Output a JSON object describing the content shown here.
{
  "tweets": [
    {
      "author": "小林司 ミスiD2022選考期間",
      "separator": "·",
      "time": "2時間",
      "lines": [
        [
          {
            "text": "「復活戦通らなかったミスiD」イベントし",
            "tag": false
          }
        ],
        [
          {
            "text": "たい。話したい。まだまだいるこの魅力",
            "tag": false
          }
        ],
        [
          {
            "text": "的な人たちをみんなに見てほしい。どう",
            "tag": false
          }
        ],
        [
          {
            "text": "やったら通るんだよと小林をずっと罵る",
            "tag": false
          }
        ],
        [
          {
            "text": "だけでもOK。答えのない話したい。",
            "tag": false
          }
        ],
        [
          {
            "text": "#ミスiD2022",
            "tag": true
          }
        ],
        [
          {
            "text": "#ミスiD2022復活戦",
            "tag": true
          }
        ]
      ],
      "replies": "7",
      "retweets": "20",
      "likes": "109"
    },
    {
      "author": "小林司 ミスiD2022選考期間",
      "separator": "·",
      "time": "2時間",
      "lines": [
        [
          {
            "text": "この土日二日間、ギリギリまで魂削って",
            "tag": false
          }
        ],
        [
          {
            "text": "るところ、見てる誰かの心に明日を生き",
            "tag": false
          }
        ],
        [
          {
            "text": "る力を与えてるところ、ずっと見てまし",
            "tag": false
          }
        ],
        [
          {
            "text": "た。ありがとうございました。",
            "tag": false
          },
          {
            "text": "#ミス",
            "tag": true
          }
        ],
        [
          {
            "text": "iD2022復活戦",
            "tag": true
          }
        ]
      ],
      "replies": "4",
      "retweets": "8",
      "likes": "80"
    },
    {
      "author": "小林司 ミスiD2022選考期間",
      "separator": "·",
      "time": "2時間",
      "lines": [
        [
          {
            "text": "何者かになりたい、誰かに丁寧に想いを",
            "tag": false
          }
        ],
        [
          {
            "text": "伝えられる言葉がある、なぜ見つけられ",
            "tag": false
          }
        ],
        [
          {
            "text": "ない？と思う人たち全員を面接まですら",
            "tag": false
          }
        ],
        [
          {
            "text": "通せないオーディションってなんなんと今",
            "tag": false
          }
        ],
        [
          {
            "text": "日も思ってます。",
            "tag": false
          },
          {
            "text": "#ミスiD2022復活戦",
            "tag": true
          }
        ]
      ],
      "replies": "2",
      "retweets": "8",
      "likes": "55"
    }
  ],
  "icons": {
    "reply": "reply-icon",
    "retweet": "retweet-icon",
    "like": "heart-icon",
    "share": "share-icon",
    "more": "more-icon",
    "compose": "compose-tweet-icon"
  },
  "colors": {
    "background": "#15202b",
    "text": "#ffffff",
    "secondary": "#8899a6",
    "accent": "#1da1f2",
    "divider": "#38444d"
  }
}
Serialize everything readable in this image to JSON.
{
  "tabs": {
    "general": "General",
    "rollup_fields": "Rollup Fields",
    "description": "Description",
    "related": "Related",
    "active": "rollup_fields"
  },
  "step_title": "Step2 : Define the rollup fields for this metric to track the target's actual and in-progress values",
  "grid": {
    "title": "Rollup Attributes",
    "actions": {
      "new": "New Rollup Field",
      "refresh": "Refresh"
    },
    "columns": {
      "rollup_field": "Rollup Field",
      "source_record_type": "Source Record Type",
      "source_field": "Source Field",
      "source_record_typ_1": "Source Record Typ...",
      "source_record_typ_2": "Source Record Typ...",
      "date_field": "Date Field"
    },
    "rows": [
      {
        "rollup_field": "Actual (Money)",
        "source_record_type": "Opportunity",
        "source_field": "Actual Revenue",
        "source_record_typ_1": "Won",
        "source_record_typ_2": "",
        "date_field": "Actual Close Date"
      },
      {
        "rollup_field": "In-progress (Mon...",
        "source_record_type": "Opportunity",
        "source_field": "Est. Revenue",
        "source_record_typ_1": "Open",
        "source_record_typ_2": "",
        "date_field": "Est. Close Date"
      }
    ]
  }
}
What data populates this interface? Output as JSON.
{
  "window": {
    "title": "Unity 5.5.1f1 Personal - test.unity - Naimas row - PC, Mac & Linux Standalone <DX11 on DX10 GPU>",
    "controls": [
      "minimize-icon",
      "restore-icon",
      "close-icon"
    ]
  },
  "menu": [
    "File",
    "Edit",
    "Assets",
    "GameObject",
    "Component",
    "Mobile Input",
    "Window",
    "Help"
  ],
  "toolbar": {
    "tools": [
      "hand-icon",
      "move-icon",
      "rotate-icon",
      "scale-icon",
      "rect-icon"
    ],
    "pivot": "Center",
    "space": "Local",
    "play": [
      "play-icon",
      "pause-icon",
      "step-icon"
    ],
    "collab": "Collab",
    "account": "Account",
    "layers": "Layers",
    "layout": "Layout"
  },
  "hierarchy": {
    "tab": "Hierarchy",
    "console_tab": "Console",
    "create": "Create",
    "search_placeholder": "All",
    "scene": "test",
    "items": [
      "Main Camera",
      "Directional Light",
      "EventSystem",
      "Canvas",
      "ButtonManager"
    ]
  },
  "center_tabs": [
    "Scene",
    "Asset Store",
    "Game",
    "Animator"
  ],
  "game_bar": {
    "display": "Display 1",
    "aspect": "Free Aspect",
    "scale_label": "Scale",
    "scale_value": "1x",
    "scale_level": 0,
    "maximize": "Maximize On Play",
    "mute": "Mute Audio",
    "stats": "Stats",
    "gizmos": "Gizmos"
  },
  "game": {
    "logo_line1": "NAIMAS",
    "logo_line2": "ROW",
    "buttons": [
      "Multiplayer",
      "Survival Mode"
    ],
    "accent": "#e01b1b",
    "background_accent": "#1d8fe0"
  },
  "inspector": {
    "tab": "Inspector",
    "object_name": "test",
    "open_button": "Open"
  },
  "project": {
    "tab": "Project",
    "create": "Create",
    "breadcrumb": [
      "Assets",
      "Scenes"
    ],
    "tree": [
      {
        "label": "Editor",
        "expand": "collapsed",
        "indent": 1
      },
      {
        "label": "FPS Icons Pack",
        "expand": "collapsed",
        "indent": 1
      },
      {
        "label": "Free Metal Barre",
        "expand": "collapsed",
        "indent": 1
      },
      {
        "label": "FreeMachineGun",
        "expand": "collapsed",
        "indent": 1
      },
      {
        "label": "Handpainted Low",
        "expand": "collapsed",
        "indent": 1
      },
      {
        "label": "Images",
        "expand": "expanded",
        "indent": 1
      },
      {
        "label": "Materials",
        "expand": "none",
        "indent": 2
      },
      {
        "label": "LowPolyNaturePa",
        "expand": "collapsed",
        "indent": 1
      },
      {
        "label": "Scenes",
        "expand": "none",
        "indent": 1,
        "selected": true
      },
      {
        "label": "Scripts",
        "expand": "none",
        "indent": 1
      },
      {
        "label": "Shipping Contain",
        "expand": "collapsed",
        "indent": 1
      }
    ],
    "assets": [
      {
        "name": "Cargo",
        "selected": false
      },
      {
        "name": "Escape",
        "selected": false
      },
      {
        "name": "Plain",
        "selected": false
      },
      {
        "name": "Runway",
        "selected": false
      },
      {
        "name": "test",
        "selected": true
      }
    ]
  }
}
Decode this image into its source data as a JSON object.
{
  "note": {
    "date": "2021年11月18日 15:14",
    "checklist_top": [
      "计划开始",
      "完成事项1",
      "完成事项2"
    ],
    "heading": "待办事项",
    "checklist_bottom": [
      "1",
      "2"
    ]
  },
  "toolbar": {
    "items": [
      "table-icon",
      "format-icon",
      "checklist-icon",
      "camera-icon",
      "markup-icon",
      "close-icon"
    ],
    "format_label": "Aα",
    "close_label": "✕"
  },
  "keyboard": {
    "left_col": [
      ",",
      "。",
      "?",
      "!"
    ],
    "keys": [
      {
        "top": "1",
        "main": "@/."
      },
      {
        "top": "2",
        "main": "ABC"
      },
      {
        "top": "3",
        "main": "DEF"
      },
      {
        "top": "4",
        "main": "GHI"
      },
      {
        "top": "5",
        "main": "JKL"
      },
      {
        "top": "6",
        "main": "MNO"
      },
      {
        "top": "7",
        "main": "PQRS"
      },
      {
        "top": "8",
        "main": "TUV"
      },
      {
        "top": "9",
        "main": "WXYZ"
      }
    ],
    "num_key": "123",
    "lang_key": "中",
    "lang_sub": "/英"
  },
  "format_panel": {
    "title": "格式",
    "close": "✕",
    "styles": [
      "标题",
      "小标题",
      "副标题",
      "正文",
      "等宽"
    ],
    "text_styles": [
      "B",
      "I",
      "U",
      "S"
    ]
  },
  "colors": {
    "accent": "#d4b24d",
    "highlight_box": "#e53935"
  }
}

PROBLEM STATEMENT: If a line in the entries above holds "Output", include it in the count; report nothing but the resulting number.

SOLVED PROBLEM: 2